Temporarily withhold food for 12-24 hours to allow the digestive system to rest. Ensure access to fresh water to prevent dehydration.
Monitor for dehydration:
Keep an eye on your dog’s hydration status. If dehydration is suspected (signs include dry gums, lethargy, and sunken eyes), consult your veterinarian promptly.
Gradual reintroduction of food:
After the fasting period, reintroduce a bland diet consisting of easily digestible foods such as boiled chicken and rice in small, frequent meals.
Limit treats and table scraps:
Avoid giving your dog treats or table scraps during the recovery period, as these may exacerbate the stomach upset.
When to Seek Veterinary Attention:
While most cases of stomach upset resolve with home care, certain situations warrant immediate veterinary attention:
Persistent vomiting or diarrhea: If vomiting or diarrhea continues for more than 24 hours or is severe, consult your veterinarian.
Blood in vomit or stool: The presence of blood in vomit or stool is a concerning sign that requires prompt veterinary evaluation.
Lethargy or weakness: If your dog is lethargic, weak, or unresponsive, seek veterinary attention immediately.
Abdominal pain: Signs of abdominal pain, such as whining, hunching, or reluctance to be touched, should be addressed promptly.
Pre-existing health conditions: Dogs with pre-existing health conditions, such as diabetes or kidney disease, may require special attention.

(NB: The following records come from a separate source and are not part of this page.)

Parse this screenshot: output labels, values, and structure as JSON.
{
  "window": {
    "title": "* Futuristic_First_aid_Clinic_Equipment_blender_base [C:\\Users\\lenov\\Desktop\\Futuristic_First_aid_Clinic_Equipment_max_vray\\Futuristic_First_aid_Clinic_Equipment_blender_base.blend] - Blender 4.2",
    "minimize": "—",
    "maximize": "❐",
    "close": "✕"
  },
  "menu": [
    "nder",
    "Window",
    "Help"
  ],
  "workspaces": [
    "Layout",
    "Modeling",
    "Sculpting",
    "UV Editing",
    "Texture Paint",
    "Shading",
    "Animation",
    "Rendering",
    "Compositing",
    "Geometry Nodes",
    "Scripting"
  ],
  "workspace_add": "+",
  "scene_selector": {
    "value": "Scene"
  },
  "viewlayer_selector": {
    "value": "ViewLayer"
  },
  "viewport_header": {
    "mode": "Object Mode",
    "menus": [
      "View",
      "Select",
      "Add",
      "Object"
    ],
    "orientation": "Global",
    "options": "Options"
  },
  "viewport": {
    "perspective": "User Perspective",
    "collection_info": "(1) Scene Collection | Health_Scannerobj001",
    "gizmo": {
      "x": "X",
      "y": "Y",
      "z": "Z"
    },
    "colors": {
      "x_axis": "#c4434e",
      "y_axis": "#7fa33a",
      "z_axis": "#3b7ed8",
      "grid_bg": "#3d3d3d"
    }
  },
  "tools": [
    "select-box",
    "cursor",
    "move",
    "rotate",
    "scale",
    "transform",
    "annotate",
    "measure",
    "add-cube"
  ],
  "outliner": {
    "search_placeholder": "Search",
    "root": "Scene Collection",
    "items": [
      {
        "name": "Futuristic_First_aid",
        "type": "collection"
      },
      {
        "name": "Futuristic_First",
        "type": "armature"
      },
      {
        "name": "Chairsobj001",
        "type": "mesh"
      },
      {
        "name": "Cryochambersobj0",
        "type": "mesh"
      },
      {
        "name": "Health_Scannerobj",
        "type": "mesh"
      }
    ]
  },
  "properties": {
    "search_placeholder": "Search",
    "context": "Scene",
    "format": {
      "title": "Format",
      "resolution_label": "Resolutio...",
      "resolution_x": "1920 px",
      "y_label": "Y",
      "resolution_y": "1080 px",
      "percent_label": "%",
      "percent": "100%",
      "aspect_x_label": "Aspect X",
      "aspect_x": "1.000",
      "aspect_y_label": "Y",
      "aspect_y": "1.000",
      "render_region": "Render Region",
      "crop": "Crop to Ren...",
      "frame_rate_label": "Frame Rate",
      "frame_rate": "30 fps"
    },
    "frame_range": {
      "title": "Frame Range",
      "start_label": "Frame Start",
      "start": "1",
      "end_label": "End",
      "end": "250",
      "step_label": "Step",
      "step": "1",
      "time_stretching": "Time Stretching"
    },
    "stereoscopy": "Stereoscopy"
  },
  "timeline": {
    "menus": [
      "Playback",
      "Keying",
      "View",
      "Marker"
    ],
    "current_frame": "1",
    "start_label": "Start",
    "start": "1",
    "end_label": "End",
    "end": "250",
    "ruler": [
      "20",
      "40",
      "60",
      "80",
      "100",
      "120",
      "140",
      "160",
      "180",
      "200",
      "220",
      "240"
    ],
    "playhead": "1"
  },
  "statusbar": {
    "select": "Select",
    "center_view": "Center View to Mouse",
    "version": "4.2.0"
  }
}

Consult your veterinarian for tailored advice.
To minimize the risk of future stomach upsets, consider implementing the following preventive measures:
Maintain a consistent diet: Gradually transition your dog to a new diet and avoid sudden changes to prevent digestive upsets.
Avoid toxic substances: Ensure your dog doesn’t have access to toxic foods, plants, or substances that can cause gastrointestinal issues.
Provide a balanced diet: Feed your dog a well-balanced, nutritionally complete diet to support their overall health and digestive function.
Regular veterinary check-ups: Schedule regular veterinary check-ups to monitor your dog’s health and address any potential issues early on.
Stress management: Minimize stressors in your dog’s environment and provide a comfortable, secure space for them.
A dog experiencing an upset stomach can be a cause for concern, but with prompt and appropriate care, most cases can be managed effectively at home. Additionally, implementing preventive measures can contribute to your dog’s overall well-being and reduce the likelihood of future digestive issues.
Read Also: Upset Stomach in Dogs
Q: What are the common signs of stomach upset in dogs?
Common signs include vomiting, diarrhea, lethargy, loss of appetite, abdominal discomfort, and excessive drooling.
Q: Can I give my dog over-the-counter medications for stomach upset?
It’s crucial to consult your veterinarian before giving any medications. They can advise on suitable treatments based on your dog’s specific condition.
Q: How long should I withhold food if my dog has a stomach upset?
Temporarily withhold food for 12-24 hours to allow the digestive system to rest. Ensure access to fresh water during this period.
Q: What is a bland diet for dogs, and when should I introduce it?
A bland diet, like boiled chicken and rice, can be introduced after a 12-24 hour fasting period. It helps soothe the digestive system during recovery.